Johnson Plans New Underground Wing

Print More

With over 90,000 visitors last year and over 30,000 items in collection, it may be easy to see why the Johnson Museum Advisory Council recommended an addition to the museum as part of its latest five-year plan. It may also be easy to see why a panel of three museum consultants from Harvard, the University of Minnesota and the University of Wisconsin saw the need for an addition as well.

According to the museum director Frank Robinson, an extraordinary opportunity was that I.M. Pei and John Sullivan’s ’62 original design of the museum called for an underground extension to the north end of the building.

“We began to think of I.M. Pei and the original plan,” Robinson said.

The plan involved creating an underground extension, which would lead beyond the road on the north side of the building eventually reaching the gorge and having large viewing windows which looked out onto it. The extension was not approved due to budgetary constraints.

Today the original plan poses some other problems.

“Now you wouldn’t want to spoil the gorge,” Robinson said.

The compromise, according to Robinson, would be the incorporation of elements from the original design without impacting the beauty of the gorge.

Though the plans have yet to be approved by the University, the museum has been in contact with Pei’s architectural firm.

“They are thrilled at the idea of doing it,” said Robinson, referring to both Pei and Sullivan.

The extension would add 10,000 to 12,000 square feet to the museum.

“This new wing would have three main functions,” said Robinson.

First would be new gallery space. Either one or two more galleries would be constructed with “sensitivity” to contemporary art.

The second function would be an open storage space. This concept is modeled upon the Henry Luce centers at the New York Historical Society and at the Metropolitan Museum of Art, where students or researchers could look through hundreds of works with relative ease. Currently the Johnson has many items in storage which are not readily accessible.

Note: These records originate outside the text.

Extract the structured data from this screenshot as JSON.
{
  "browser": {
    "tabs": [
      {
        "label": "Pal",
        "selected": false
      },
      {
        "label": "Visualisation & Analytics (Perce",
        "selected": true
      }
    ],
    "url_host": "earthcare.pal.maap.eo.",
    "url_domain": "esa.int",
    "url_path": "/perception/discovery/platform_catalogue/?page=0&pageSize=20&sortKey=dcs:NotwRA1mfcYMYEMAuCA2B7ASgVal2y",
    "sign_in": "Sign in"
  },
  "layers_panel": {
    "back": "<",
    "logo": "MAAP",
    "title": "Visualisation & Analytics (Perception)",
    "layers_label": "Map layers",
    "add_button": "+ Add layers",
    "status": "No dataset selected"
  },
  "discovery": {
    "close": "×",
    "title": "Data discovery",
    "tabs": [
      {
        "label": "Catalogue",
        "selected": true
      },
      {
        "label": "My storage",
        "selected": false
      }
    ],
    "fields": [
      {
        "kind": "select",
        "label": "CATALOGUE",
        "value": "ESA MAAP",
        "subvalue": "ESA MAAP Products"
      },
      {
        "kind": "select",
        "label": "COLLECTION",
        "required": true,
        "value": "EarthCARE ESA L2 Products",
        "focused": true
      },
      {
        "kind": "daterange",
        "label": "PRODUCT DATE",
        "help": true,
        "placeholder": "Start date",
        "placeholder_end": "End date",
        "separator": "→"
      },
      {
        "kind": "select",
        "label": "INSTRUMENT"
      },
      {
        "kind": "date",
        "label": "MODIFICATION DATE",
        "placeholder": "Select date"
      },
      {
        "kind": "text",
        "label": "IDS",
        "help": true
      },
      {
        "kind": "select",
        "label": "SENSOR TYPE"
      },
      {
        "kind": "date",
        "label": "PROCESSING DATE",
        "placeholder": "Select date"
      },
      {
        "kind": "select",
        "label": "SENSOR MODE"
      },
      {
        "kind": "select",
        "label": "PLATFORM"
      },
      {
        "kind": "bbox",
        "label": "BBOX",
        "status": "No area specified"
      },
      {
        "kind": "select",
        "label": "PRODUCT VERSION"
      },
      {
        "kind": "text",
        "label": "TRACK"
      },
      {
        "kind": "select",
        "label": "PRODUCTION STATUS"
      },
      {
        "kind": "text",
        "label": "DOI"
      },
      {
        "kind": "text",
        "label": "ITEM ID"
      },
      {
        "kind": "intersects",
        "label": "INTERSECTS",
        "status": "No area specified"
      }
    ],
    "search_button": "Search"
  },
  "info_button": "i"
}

Robinson added that the open storage space would enable the Asian Gallery to be opened up, because part of that gallery space is currently taken up by storage space.

The third use of the new space would be for educational programming. Currently the space for educational programming is limited to a workshop room for about 15 or 20 people.

“When we want to do a lecture or class section we have to close a gallery, it’s an awkward way to do things,” Robinson said.

The cost of the project, as estimated by Robinson, is approximately $11 million. Already the Johnson Museum has raised $4 million. However, if the University approved the project, a considerable effort in fundraising would have to take place over an estimated span of a year.

Construction would take about two or three years. Robinson added that there would be minimal disruption to the museum’s events with the exception of both the possibility of some of the lower rooms being closed to due to construction and the Asian gallery being closed for renovation.

“The new wing itself will not have an effect on operating budget at all,” Robinson said.

The $11 million cost includes an endowment, which would incur the costs of maintenance once the new space is open.

Archived article by Ted Van Loan
Sun Staff Writer